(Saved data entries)
....
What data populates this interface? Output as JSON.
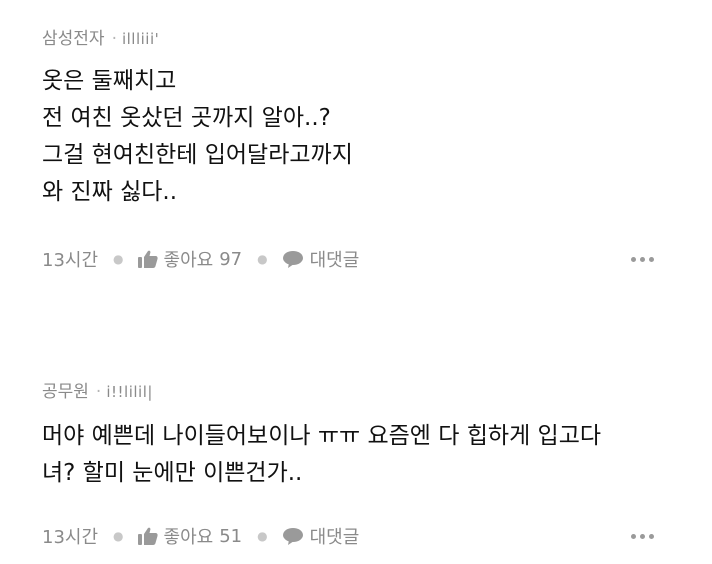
{
  "comments": [
    {
      "author": "삼성전자",
      "separator": "·",
      "nickname": "illliii'",
      "lines": [
        "옷은 둘째치고",
        "전 여친 옷샀던 곳까지 알아..?",
        "그걸 현여친한테 입어달라고까지",
        "와 진짜 싫다.."
      ],
      "time": "13시간",
      "like_label": "좋아요",
      "like_count": "97",
      "reply_label": "대댓글"
    },
    {
      "author": "공무원",
      "separator": "·",
      "nickname": "i!!lilil|",
      "lines": [
        "머야 예쁜데 나이들어보이나 ㅠㅠ 요즘엔 다 힙하게 입고다",
        "녀? 할미 눈에만 이쁜건가.."
      ],
      "time": "13시간",
      "like_label": "좋아요",
      "like_count": "51",
      "reply_label": "대댓글"
    }
  ],
  "icons": {
    "like": "thumbs-up-icon",
    "reply": "speech-bubble-icon",
    "more": "more-dots-icon"
  },
  "colors": {
    "meta_text": "#8a8a8a",
    "body_text": "#111111",
    "background": "#ffffff"
  }
}
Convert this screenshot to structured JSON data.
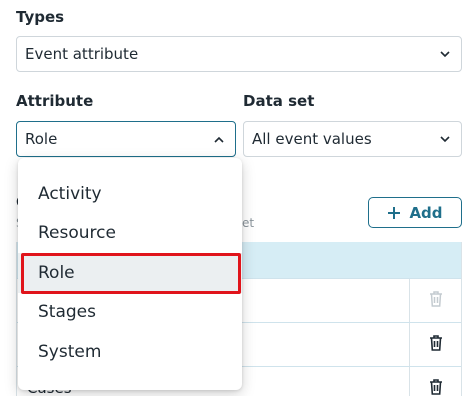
{
  "types": {
    "label": "Types",
    "value": "Event attribute"
  },
  "attribute": {
    "label": "Attribute",
    "value": "Role"
  },
  "dataset": {
    "label": "Data set",
    "value": "All event values"
  },
  "section": {
    "title_fragment": "C",
    "subtitle_start": "S",
    "subtitle_end": "et",
    "add_label": "Add"
  },
  "table": {
    "rows": [
      {
        "text": ""
      },
      {
        "text": ""
      },
      {
        "text": "Cases"
      }
    ]
  },
  "dropdown": {
    "items": [
      {
        "label": "Activity"
      },
      {
        "label": "Resource"
      },
      {
        "label": "Role"
      },
      {
        "label": "Stages"
      },
      {
        "label": "System"
      }
    ],
    "selected": "Role"
  },
  "colors": {
    "accent": "#1f6f8b",
    "highlight": "#e0141b",
    "table_header": "#d6edf5"
  }
}
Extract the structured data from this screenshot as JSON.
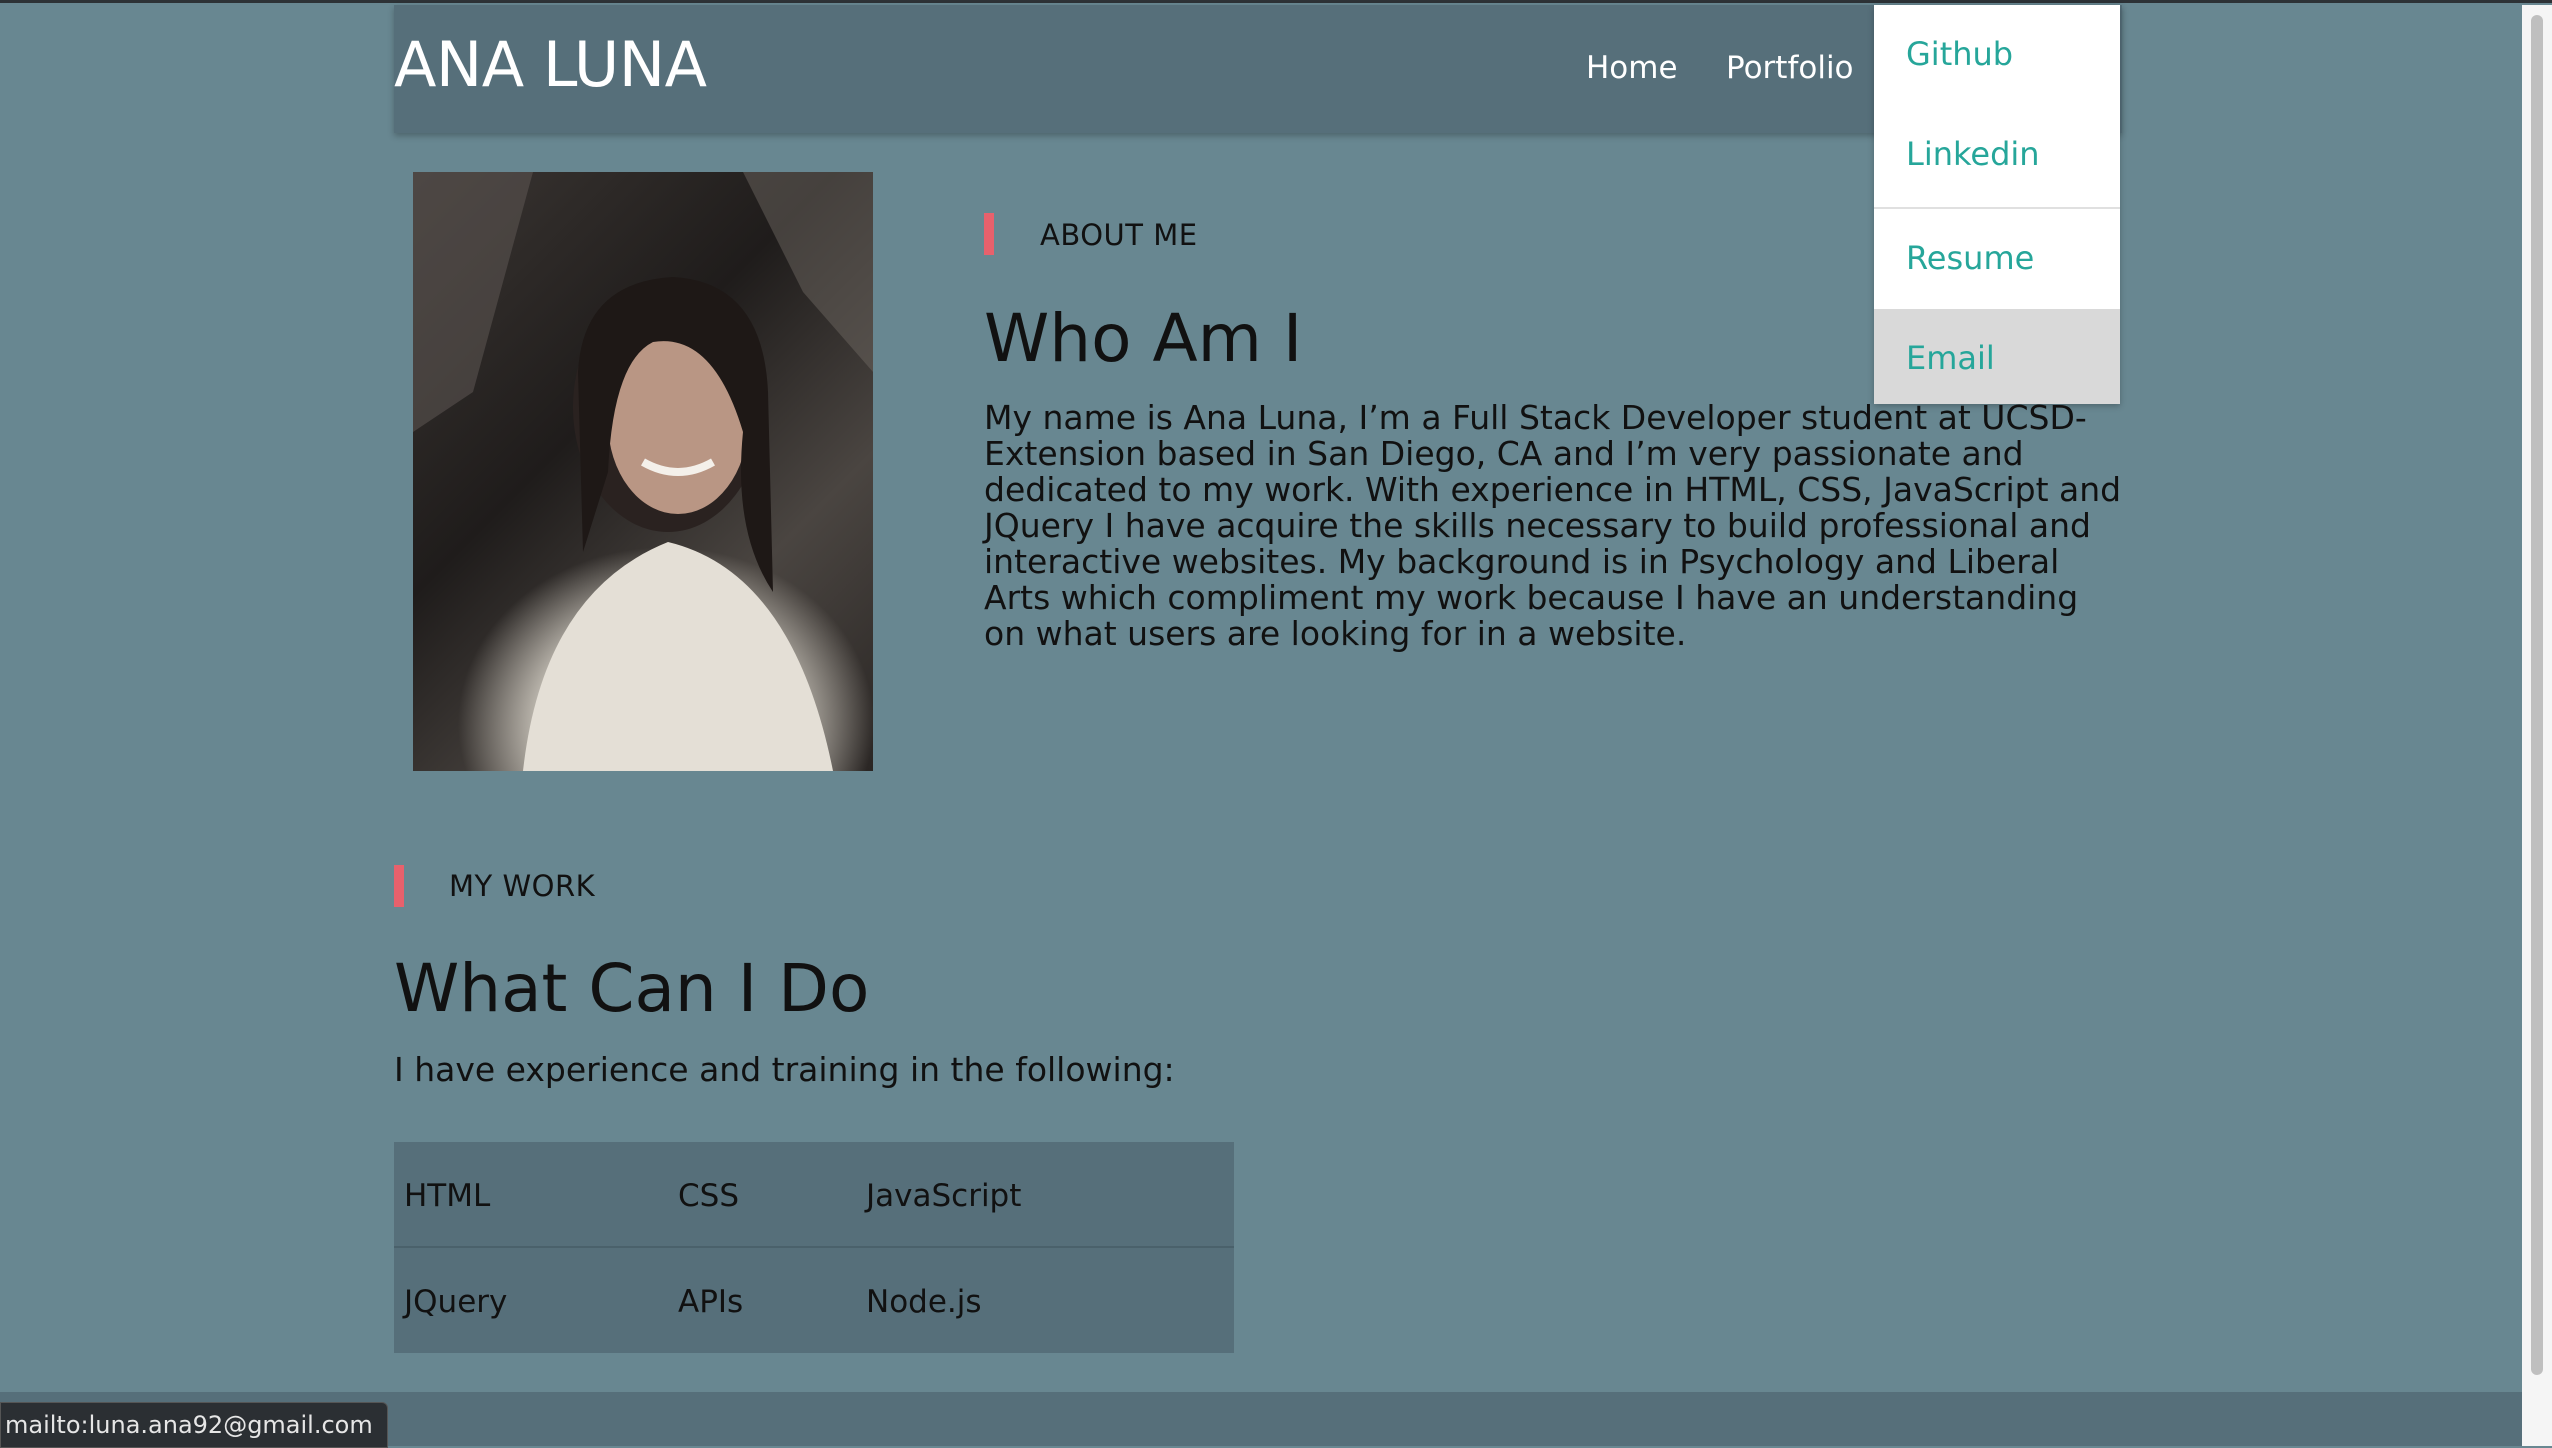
{
  "header": {
    "brand": "ANA LUNA",
    "nav": [
      "Home",
      "Portfolio"
    ]
  },
  "dropdown": {
    "items": [
      "Github",
      "Linkedin",
      "Resume",
      "Email"
    ],
    "active_item": "Email"
  },
  "about": {
    "kicker": "ABOUT ME",
    "title": "Who Am I",
    "text": "My name is Ana Luna, I’m a Full Stack Developer student at UCSD-Extension based in San Diego, CA and I’m very passionate and dedicated to my work. With experience in HTML, CSS, JavaScript and JQuery I have acquire the skills necessary to build professional and interactive websites. My background is in Psychology and Liberal Arts which compliment my work because I have an understanding on what users are looking for in a website."
  },
  "work": {
    "kicker": "MY WORK",
    "title": "What Can I Do",
    "subtitle": "I have experience and training in the following:",
    "skills": [
      [
        "HTML",
        "CSS",
        "JavaScript"
      ],
      [
        "JQuery",
        "APIs",
        "Node.js"
      ]
    ]
  },
  "status_bar": {
    "url": "mailto:luna.ana92@gmail.com"
  },
  "colors": {
    "page_bg": "#688791",
    "navbar_bg": "#566f7a",
    "accent": "#e8616c",
    "link": "#26a69a"
  }
}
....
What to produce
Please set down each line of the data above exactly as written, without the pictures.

Solution to this problem
What data populates this interface? Output as JSON.
{
  "comments": [
    {
      "author": "삼성전자",
      "separator": "·",
      "nickname": "illliii'",
      "lines": [
        "옷은 둘째치고",
        "전 여친 옷샀던 곳까지 알아..?",
        "그걸 현여친한테 입어달라고까지",
        "와 진짜 싫다.."
      ],
      "time": "13시간",
      "like_label": "좋아요",
      "like_count": "97",
      "reply_label": "대댓글"
    },
    {
      "author": "공무원",
      "separator": "·",
      "nickname": "i!!lilil|",
      "lines": [
        "머야 예쁜데 나이들어보이나 ㅠㅠ 요즘엔 다 힙하게 입고다",
        "녀? 할미 눈에만 이쁜건가.."
      ],
      "time": "13시간",
      "like_label": "좋아요",
      "like_count": "51",
      "reply_label": "대댓글"
    }
  ],
  "icons": {
    "like": "thumbs-up-icon",
    "reply": "speech-bubble-icon",
    "more": "more-dots-icon"
  },
  "colors": {
    "meta_text": "#8a8a8a",
    "body_text": "#111111",
    "background": "#ffffff"
  }
}
Convert this screenshot to structured JSON data.
{
  "types": {
    "label": "Types",
    "value": "Event attribute"
  },
  "attribute": {
    "label": "Attribute",
    "value": "Role"
  },
  "dataset": {
    "label": "Data set",
    "value": "All event values"
  },
  "section": {
    "title_fragment": "C",
    "subtitle_start": "S",
    "subtitle_end": "et",
    "add_label": "Add"
  },
  "table": {
    "rows": [
      {
        "text": ""
      },
      {
        "text": ""
      },
      {
        "text": "Cases"
      }
    ]
  },
  "dropdown": {
    "items": [
      {
        "label": "Activity"
      },
      {
        "label": "Resource"
      },
      {
        "label": "Role"
      },
      {
        "label": "Stages"
      },
      {
        "label": "System"
      }
    ],
    "selected": "Role"
  },
  "colors": {
    "accent": "#1f6f8b",
    "highlight": "#e0141b",
    "table_header": "#d6edf5"
  }
}
Extract the structured data from this screenshot as JSON.
{
  "header": {
    "brand": "ANA LUNA",
    "nav": [
      "Home",
      "Portfolio"
    ]
  },
  "dropdown": {
    "items": [
      "Github",
      "Linkedin",
      "Resume",
      "Email"
    ],
    "active_item": "Email"
  },
  "about": {
    "kicker": "ABOUT ME",
    "title": "Who Am I",
    "text": "My name is Ana Luna, I’m a Full Stack Developer student at UCSD-Extension based in San Diego, CA and I’m very passionate and dedicated to my work. With experience in HTML, CSS, JavaScript and JQuery I have acquire the skills necessary to build professional and interactive websites. My background is in Psychology and Liberal Arts which compliment my work because I have an understanding on what users are looking for in a website."
  },
  "work": {
    "kicker": "MY WORK",
    "title": "What Can I Do",
    "subtitle": "I have experience and training in the following:",
    "skills": [
      [
        "HTML",
        "CSS",
        "JavaScript"
      ],
      [
        "JQuery",
        "APIs",
        "Node.js"
      ]
    ]
  },
  "status_bar": {
    "url": "mailto:luna.ana92@gmail.com"
  },
  "colors": {
    "page_bg": "#688791",
    "navbar_bg": "#566f7a",
    "accent": "#e8616c",
    "link": "#26a69a"
  }
}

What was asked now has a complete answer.